Ragtime addresses the issues of racism, discrimination, and the seeking of the American Dream in the early twentieth century. Three classes of people and their stories are interwoven into a premise that first appears convoluted but becomes well-executed. From the get-go of the show, audiences are introduced to the privileged whites of New York’s society, the uprising of the black community hell-bent on breaking free from the barriers of racial oppression, and a crop of immigrants seeking better lives for themselves and their families. Central to each of these stories is Mother (a celestial Lea Woods Almanza who is slowly becoming a staple of the theatre), a woman who is torn between conforming to the standards of society, the expectations of her husband, and what is right and wrong; Coalhouse Walker Jr. (a magnificent Kent Overshown, guest artist), trying to establish his place in society while trying to reenter the lives of a former love, Sarah (a divine Lindsay Roberts, guest artist) and his infant son; and, Tateh (a powerful Eli K. M. Foster), a polish immigrant who will stop at nothing to provide his young daughter with a better life. Intertwined amongst these central characters are historical figures like Harry Houdini, Henry Ford, and J.P. Morgan, demonstrating their swelling influence on society, while also shining a light on the unsung heroes whose stories were passed over throughout history: Emma Goldman (DHT regular Lisa Konove) and Evelyn Nesbit (newcomer Terrace Althouse).
Needless to say, Ragtime is imbued with a myriad of history and characters, but John Rampage, with his deft direction, finds the heart of the show through these characters, whose respective actors perform full-throttle to convey the hardships, struggles, and successes of living in the time when racism was slowly on the rise, eventually reaching its peak. Each actor strategically fulfills the emotional demands of his or her character, whether a white supremacist, a poor immigrant with aspirations, or a black person vying for equal opportunity. It is through the acting that the quintessence of the show’s soul and themes shine, and Rampage’s masterful directing reflects that. Furthermore, combined with powerful performances is expert musical direction from Phil Hidalgo who, along with the orchestra, provides a score that reaches the depths of both the actors’ and audiences’ souls. Two solos shine; that of Almanza who finally gets her shining moment, singing about how she wishes life were once as it was in “Back to Before,” and Roberts, who is potently affective in her rendition of “Your Daddy’s Son.” Both actresses glint and radiate amidst a cast imbued with powerful actors and performances.

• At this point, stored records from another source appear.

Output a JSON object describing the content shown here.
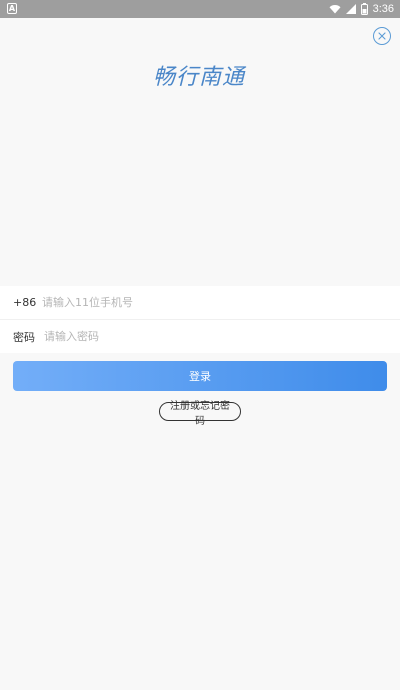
{
  "status_bar": {
    "time": "3:36",
    "left_icon": "A",
    "icons": [
      "wifi-icon",
      "signal-icon",
      "battery-icon"
    ]
  },
  "close_icon": "close-icon",
  "logo_text": "畅行南通",
  "phone": {
    "prefix": "+86",
    "placeholder": "请输入11位手机号",
    "value": ""
  },
  "password": {
    "label": "密码",
    "placeholder": "请输入密码",
    "value": ""
  },
  "login_label": "登录",
  "register_label": "注册或忘记密码",
  "colors": {
    "accent": "#3f8cea",
    "accent_light": "#73aef8",
    "status_bar": "#9e9e9e",
    "background": "#f8f8f8"
  }
}
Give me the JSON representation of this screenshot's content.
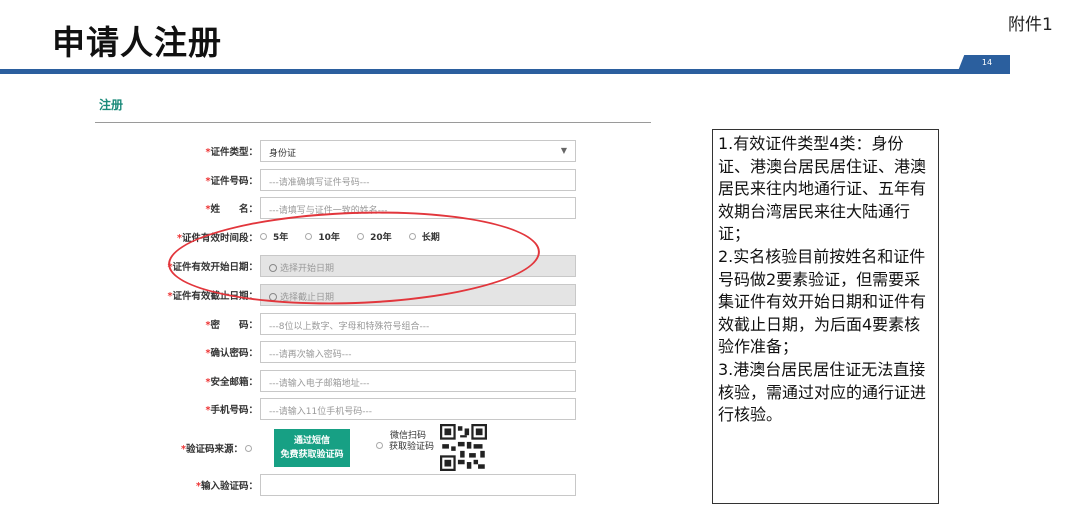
{
  "slide": {
    "title": "申请人注册",
    "appendix": "附件1",
    "page_number": "14"
  },
  "form": {
    "heading": "注册",
    "fields": {
      "id_type": {
        "label": "证件类型：",
        "value": "身份证"
      },
      "id_number": {
        "label": "证件号码：",
        "placeholder": "---请准确填写证件号码---"
      },
      "name": {
        "label": "姓　　名：",
        "placeholder": "---请填写与证件一致的姓名---"
      },
      "validity_period": {
        "label": "证件有效时间段：",
        "options": [
          "5年",
          "10年",
          "20年",
          "长期"
        ]
      },
      "start_date": {
        "label": "证件有效开始日期：",
        "placeholder": "选择开始日期"
      },
      "end_date": {
        "label": "证件有效截止日期：",
        "placeholder": "选择截止日期"
      },
      "password": {
        "label": "密　　码：",
        "placeholder": "---8位以上数字、字母和特殊符号组合---"
      },
      "confirm_password": {
        "label": "确认密码：",
        "placeholder": "---请再次输入密码---"
      },
      "email": {
        "label": "安全邮箱：",
        "placeholder": "---请输入电子邮箱地址---"
      },
      "phone": {
        "label": "手机号码：",
        "placeholder": "---请输入11位手机号码---"
      },
      "code_source": {
        "label": "验证码来源：",
        "sms_button_line1": "通过短信",
        "sms_button_line2": "免费获取验证码",
        "wechat_line1": "微信扫码",
        "wechat_line2": "获取验证码"
      },
      "code_input": {
        "label": "输入验证码："
      }
    }
  },
  "note": {
    "p1": "1.有效证件类型4类：身份证、港澳台居民居住证、港澳居民来往内地通行证、五年有效期台湾居民来往大陆通行证；",
    "p2": "2.实名核验目前按姓名和证件号码做2要素验证，但需要采集证件有效开始日期和证件有效截止日期，为后面4要素核验作准备；",
    "p3": "3.港澳台居民居住证无法直接核验，需通过对应的通行证进行核验。"
  },
  "colors": {
    "accent_blue": "#2b5f9e",
    "heading_green": "#1b8a7a",
    "button_green": "#17a084",
    "annotation_red": "#e2363c",
    "required_red": "#e33333"
  },
  "icons": [
    "clock-icon",
    "chevron-down-icon",
    "qr-code-icon"
  ]
}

What is presented within Ragtime also speaks volumes concomitant with modern-day society. It is apparent that the production aims to convey the fact that, despite it taking place in 1906, notions of racial disparity, prejudice, and divisiveness still occur. What’s more, it is not just in society; these themes seem to permeate the lives of many in ways unbeknownst. As a high school teacher, I just finished teaching To Kill a Mockingbird to my sophomores; Oscar-winning films like The Help; Fences; and 12 Years a Slave continue to fill silver screens across the nation; Tony-winning plays like The Color Purple address similar issues. And, Ragtime is just a semblance--a powerful one, no less--that continues to serve as a call to action to society.

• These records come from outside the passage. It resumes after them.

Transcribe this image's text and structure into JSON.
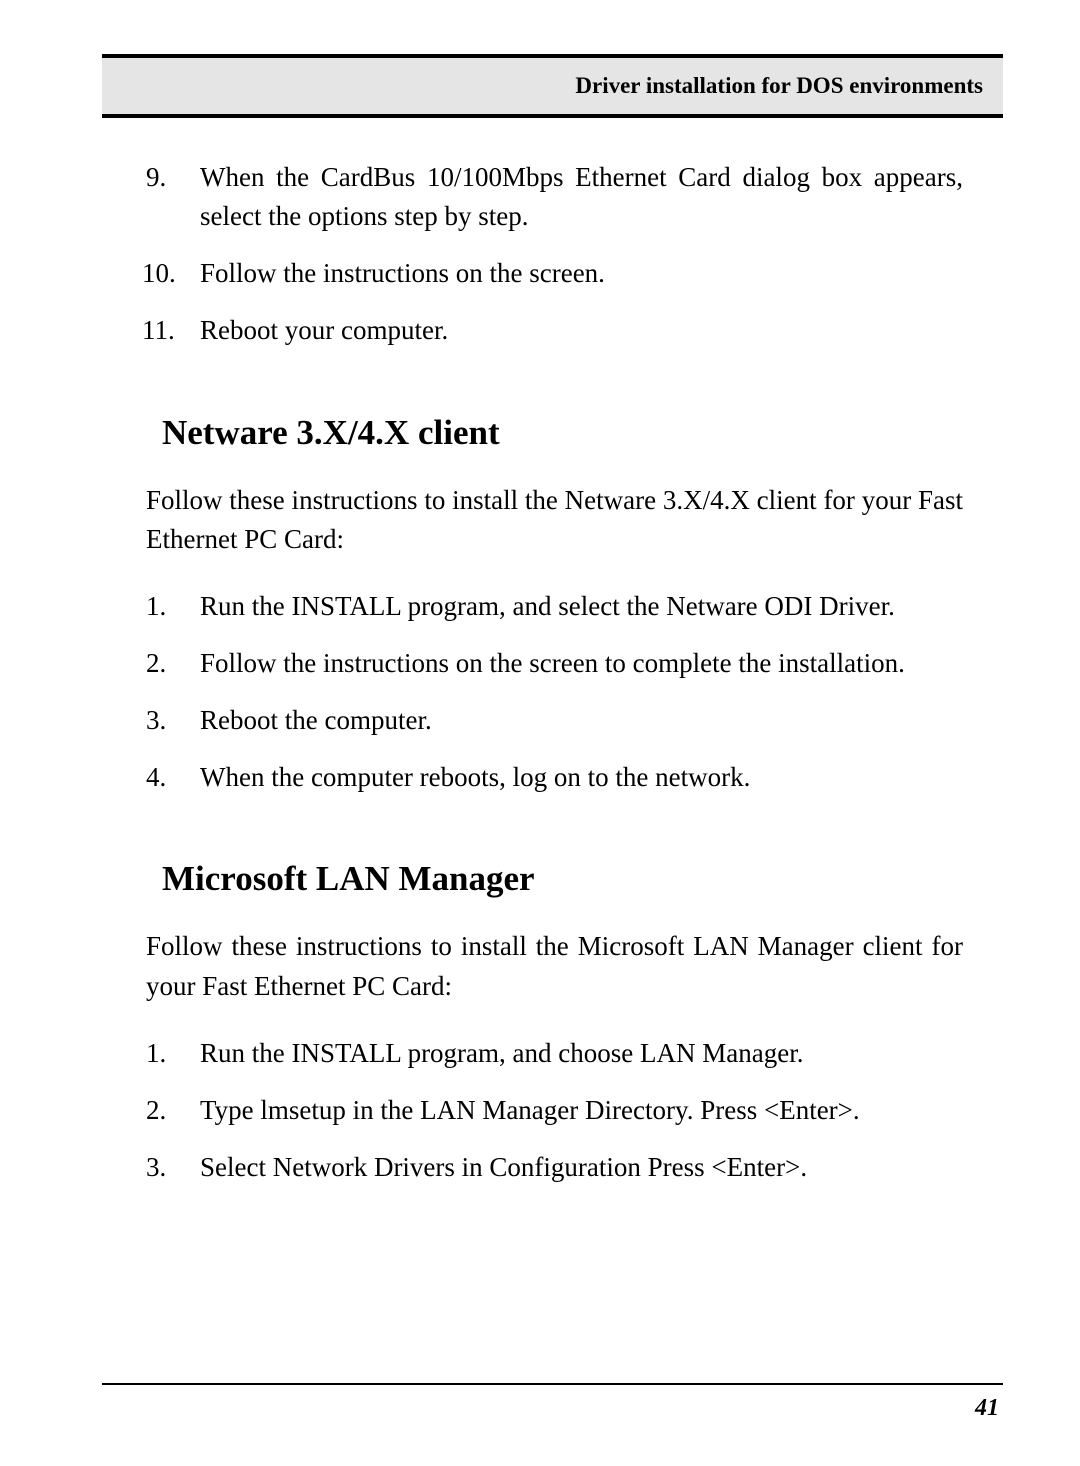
{
  "header": {
    "title": "Driver installation for DOS environments"
  },
  "section1": {
    "items": [
      {
        "num": "9.",
        "text": "When the CardBus 10/100Mbps Ethernet Card dialog box appears, select the options step by step.",
        "justify": true
      },
      {
        "num": "10.",
        "text": "Follow the instructions on the screen.",
        "justify": false
      },
      {
        "num": "11.",
        "text": "Reboot your computer.",
        "justify": false
      }
    ]
  },
  "section2": {
    "heading": "Netware 3.X/4.X client",
    "intro": "Follow these instructions to install the Netware 3.X/4.X client for your Fast Ethernet PC Card:",
    "items": [
      {
        "num": "1.",
        "text": "Run the INSTALL program, and select the Netware ODI Driver.",
        "justify": true
      },
      {
        "num": "2.",
        "text": "Follow the instructions on the screen to complete the installation.",
        "justify": false
      },
      {
        "num": "3.",
        "text": "Reboot the computer.",
        "justify": false
      },
      {
        "num": "4.",
        "text": "When the computer reboots, log on to the network.",
        "justify": false
      }
    ]
  },
  "section3": {
    "heading": "Microsoft LAN Manager",
    "intro": "Follow these instructions to install the Microsoft LAN Manager client for your Fast Ethernet PC Card:",
    "items": [
      {
        "num": "1.",
        "text": "Run the INSTALL program, and choose LAN Manager.",
        "justify": false
      },
      {
        "num": "2.",
        "text": "Type lmsetup in the LAN Manager Directory. Press <Enter>.",
        "justify": false
      },
      {
        "num": "3.",
        "text": "Select Network Drivers in Configuration  Press <Enter>.",
        "justify": false
      }
    ]
  },
  "footer": {
    "pageNumber": "41"
  }
}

Overall, Diamond Head Theatre’s 103rd-season opener Ragtime is a show that inspires, upsets, and tears at the heartstrings of audiences. It is through its ingenious acting, superior direction, and affective score that truly makes this show one to remember. There is no doubt you will leave the theatre talking about it and the impact it will have upon your life, no matter how small. It just opened and runs through October 15. 733-0274.